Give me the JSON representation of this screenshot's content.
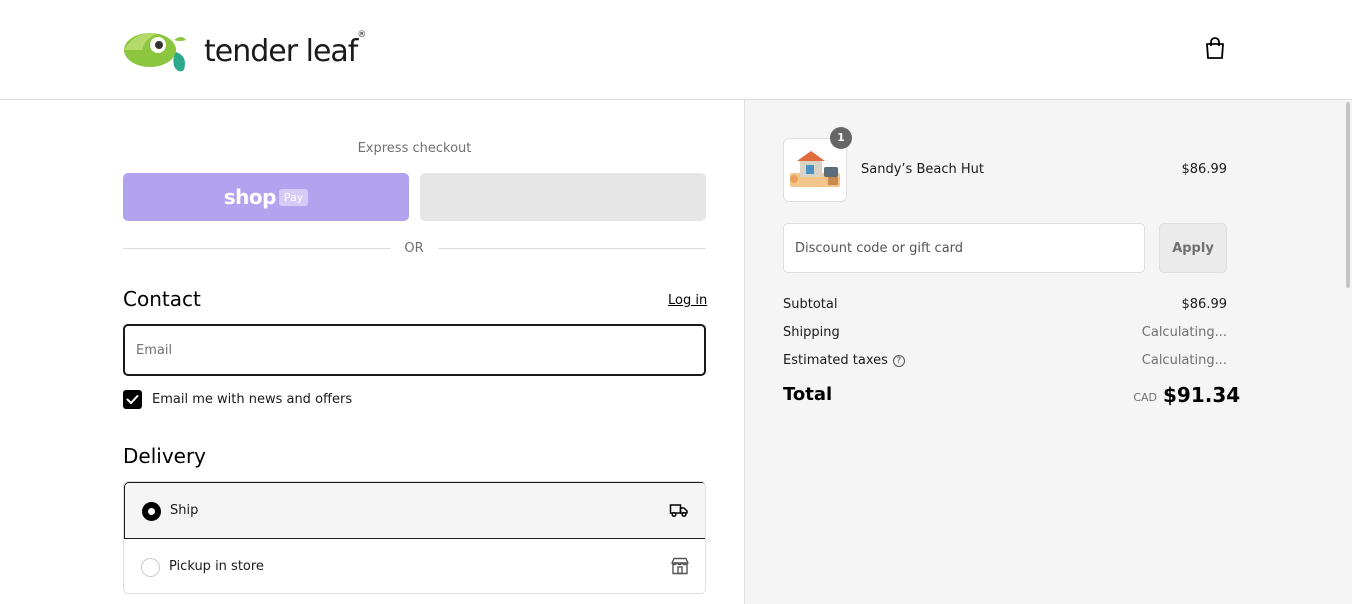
{
  "header": {
    "brand": "tender leaf",
    "brand_mark": "®",
    "cart_icon": "shopping-bag-icon"
  },
  "checkout": {
    "express_label": "Express checkout",
    "shop_pay_text": "shop",
    "shop_pay_badge": "Pay",
    "or_text": "OR",
    "contact_heading": "Contact",
    "login_label": "Log in",
    "email_placeholder": "Email",
    "newsletter_label": "Email me with news and offers",
    "newsletter_checked": true,
    "delivery_heading": "Delivery",
    "delivery_options": [
      {
        "label": "Ship",
        "icon": "truck-icon",
        "selected": true
      },
      {
        "label": "Pickup in store",
        "icon": "store-icon",
        "selected": false
      }
    ]
  },
  "summary": {
    "item": {
      "name": "Sandy’s Beach Hut",
      "price": "$86.99",
      "quantity": "1"
    },
    "discount_placeholder": "Discount code or gift card",
    "apply_label": "Apply",
    "subtotal_label": "Subtotal",
    "subtotal_value": "$86.99",
    "shipping_label": "Shipping",
    "shipping_value": "Calculating...",
    "taxes_label": "Estimated taxes",
    "taxes_value": "Calculating...",
    "total_label": "Total",
    "currency": "CAD",
    "total_value": "$91.34"
  },
  "colors": {
    "shop_pay": "#b3a3ee",
    "logo_green": "#8cc63f",
    "logo_teal": "#2aa98c"
  }
}
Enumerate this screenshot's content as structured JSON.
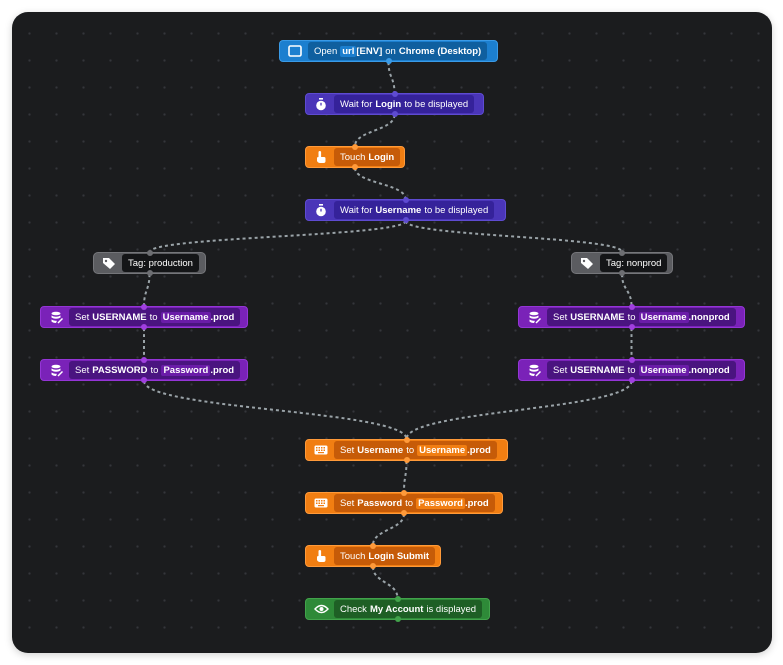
{
  "colors": {
    "canvas_bg": "#1b1c1e",
    "edge": "#9aa3a8",
    "open_blue": "#1c7fcf",
    "wait_violet": "#4a35b8",
    "touch_orange": "#f17e12",
    "variable_purple": "#7a22b8",
    "tag_gray": "#5b5c60",
    "check_green": "#2e8a38"
  },
  "nodes": {
    "open": {
      "verb": "Open",
      "chip": "url",
      "target": "[ENV]",
      "mid": "on",
      "browser": "Chrome (Desktop)",
      "icon": "browser-window-icon"
    },
    "wait_login": {
      "verb": "Wait for",
      "target": "Login",
      "suffix": "to be displayed",
      "icon": "stopwatch-icon"
    },
    "touch_login": {
      "verb": "Touch",
      "target": "Login",
      "icon": "tap-hand-icon"
    },
    "wait_username": {
      "verb": "Wait for",
      "target": "Username",
      "suffix": "to be displayed",
      "icon": "stopwatch-icon"
    },
    "tag_production": {
      "label": "Tag: production",
      "icon": "tag-icon"
    },
    "tag_nonprod": {
      "label": "Tag: nonprod",
      "icon": "tag-icon"
    },
    "prod_set_username": {
      "verb": "Set",
      "target": "USERNAME",
      "mid": "to",
      "chip": "Username",
      "suffix": ".prod",
      "icon": "database-edit-icon"
    },
    "prod_set_password": {
      "verb": "Set",
      "target": "PASSWORD",
      "mid": "to",
      "chip": "Password",
      "suffix": ".prod",
      "icon": "database-edit-icon"
    },
    "nonprod_set_username_1": {
      "verb": "Set",
      "target": "USERNAME",
      "mid": "to",
      "chip": "Username",
      "suffix": ".nonprod",
      "icon": "database-edit-icon"
    },
    "nonprod_set_username_2": {
      "verb": "Set",
      "target": "USERNAME",
      "mid": "to",
      "chip": "Username",
      "suffix": ".nonprod",
      "icon": "database-edit-icon"
    },
    "type_username": {
      "verb": "Set",
      "target": "Username",
      "mid": "to",
      "chip": "Username",
      "suffix": ".prod",
      "icon": "keyboard-icon"
    },
    "type_password": {
      "verb": "Set",
      "target": "Password",
      "mid": "to",
      "chip": "Password",
      "suffix": ".prod",
      "icon": "keyboard-icon"
    },
    "touch_submit": {
      "verb": "Touch",
      "target": "Login Submit",
      "icon": "tap-hand-icon"
    },
    "check_account": {
      "verb": "Check",
      "target": "My Account",
      "suffix": "is displayed",
      "icon": "eye-icon"
    }
  },
  "edges": [
    [
      "open",
      "wait_login"
    ],
    [
      "wait_login",
      "touch_login"
    ],
    [
      "touch_login",
      "wait_username"
    ],
    [
      "wait_username",
      "tag_production"
    ],
    [
      "wait_username",
      "tag_nonprod"
    ],
    [
      "tag_production",
      "prod_set_username"
    ],
    [
      "prod_set_username",
      "prod_set_password"
    ],
    [
      "tag_nonprod",
      "nonprod_set_username_1"
    ],
    [
      "nonprod_set_username_1",
      "nonprod_set_username_2"
    ],
    [
      "prod_set_password",
      "type_username"
    ],
    [
      "nonprod_set_username_2",
      "type_username"
    ],
    [
      "type_username",
      "type_password"
    ],
    [
      "type_password",
      "touch_submit"
    ],
    [
      "touch_submit",
      "check_account"
    ]
  ]
}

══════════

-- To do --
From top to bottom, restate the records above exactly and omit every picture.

-- Task response --
Give me the JSON representation of this screenshot's content.
{
  "header": {
    "brand": "tender leaf",
    "brand_mark": "®",
    "cart_icon": "shopping-bag-icon"
  },
  "checkout": {
    "express_label": "Express checkout",
    "shop_pay_text": "shop",
    "shop_pay_badge": "Pay",
    "or_text": "OR",
    "contact_heading": "Contact",
    "login_label": "Log in",
    "email_placeholder": "Email",
    "newsletter_label": "Email me with news and offers",
    "newsletter_checked": true,
    "delivery_heading": "Delivery",
    "delivery_options": [
      {
        "label": "Ship",
        "icon": "truck-icon",
        "selected": true
      },
      {
        "label": "Pickup in store",
        "icon": "store-icon",
        "selected": false
      }
    ]
  },
  "summary": {
    "item": {
      "name": "Sandy’s Beach Hut",
      "price": "$86.99",
      "quantity": "1"
    },
    "discount_placeholder": "Discount code or gift card",
    "apply_label": "Apply",
    "subtotal_label": "Subtotal",
    "subtotal_value": "$86.99",
    "shipping_label": "Shipping",
    "shipping_value": "Calculating...",
    "taxes_label": "Estimated taxes",
    "taxes_value": "Calculating...",
    "total_label": "Total",
    "currency": "CAD",
    "total_value": "$91.34"
  },
  "colors": {
    "shop_pay": "#b3a3ee",
    "logo_green": "#8cc63f",
    "logo_teal": "#2aa98c"
  }
}
Enumerate this screenshot's content as structured JSON.
{
  "colors": {
    "canvas_bg": "#1b1c1e",
    "edge": "#9aa3a8",
    "open_blue": "#1c7fcf",
    "wait_violet": "#4a35b8",
    "touch_orange": "#f17e12",
    "variable_purple": "#7a22b8",
    "tag_gray": "#5b5c60",
    "check_green": "#2e8a38"
  },
  "nodes": {
    "open": {
      "verb": "Open",
      "chip": "url",
      "target": "[ENV]",
      "mid": "on",
      "browser": "Chrome (Desktop)",
      "icon": "browser-window-icon"
    },
    "wait_login": {
      "verb": "Wait for",
      "target": "Login",
      "suffix": "to be displayed",
      "icon": "stopwatch-icon"
    },
    "touch_login": {
      "verb": "Touch",
      "target": "Login",
      "icon": "tap-hand-icon"
    },
    "wait_username": {
      "verb": "Wait for",
      "target": "Username",
      "suffix": "to be displayed",
      "icon": "stopwatch-icon"
    },
    "tag_production": {
      "label": "Tag: production",
      "icon": "tag-icon"
    },
    "tag_nonprod": {
      "label": "Tag: nonprod",
      "icon": "tag-icon"
    },
    "prod_set_username": {
      "verb": "Set",
      "target": "USERNAME",
      "mid": "to",
      "chip": "Username",
      "suffix": ".prod",
      "icon": "database-edit-icon"
    },
    "prod_set_password": {
      "verb": "Set",
      "target": "PASSWORD",
      "mid": "to",
      "chip": "Password",
      "suffix": ".prod",
      "icon": "database-edit-icon"
    },
    "nonprod_set_username_1": {
      "verb": "Set",
      "target": "USERNAME",
      "mid": "to",
      "chip": "Username",
      "suffix": ".nonprod",
      "icon": "database-edit-icon"
    },
    "nonprod_set_username_2": {
      "verb": "Set",
      "target": "USERNAME",
      "mid": "to",
      "chip": "Username",
      "suffix": ".nonprod",
      "icon": "database-edit-icon"
    },
    "type_username": {
      "verb": "Set",
      "target": "Username",
      "mid": "to",
      "chip": "Username",
      "suffix": ".prod",
      "icon": "keyboard-icon"
    },
    "type_password": {
      "verb": "Set",
      "target": "Password",
      "mid": "to",
      "chip": "Password",
      "suffix": ".prod",
      "icon": "keyboard-icon"
    },
    "touch_submit": {
      "verb": "Touch",
      "target": "Login Submit",
      "icon": "tap-hand-icon"
    },
    "check_account": {
      "verb": "Check",
      "target": "My Account",
      "suffix": "is displayed",
      "icon": "eye-icon"
    }
  },
  "edges": [
    [
      "open",
      "wait_login"
    ],
    [
      "wait_login",
      "touch_login"
    ],
    [
      "touch_login",
      "wait_username"
    ],
    [
      "wait_username",
      "tag_production"
    ],
    [
      "wait_username",
      "tag_nonprod"
    ],
    [
      "tag_production",
      "prod_set_username"
    ],
    [
      "prod_set_username",
      "prod_set_password"
    ],
    [
      "tag_nonprod",
      "nonprod_set_username_1"
    ],
    [
      "nonprod_set_username_1",
      "nonprod_set_username_2"
    ],
    [
      "prod_set_password",
      "type_username"
    ],
    [
      "nonprod_set_username_2",
      "type_username"
    ],
    [
      "type_username",
      "type_password"
    ],
    [
      "type_password",
      "touch_submit"
    ],
    [
      "touch_submit",
      "check_account"
    ]
  ]
}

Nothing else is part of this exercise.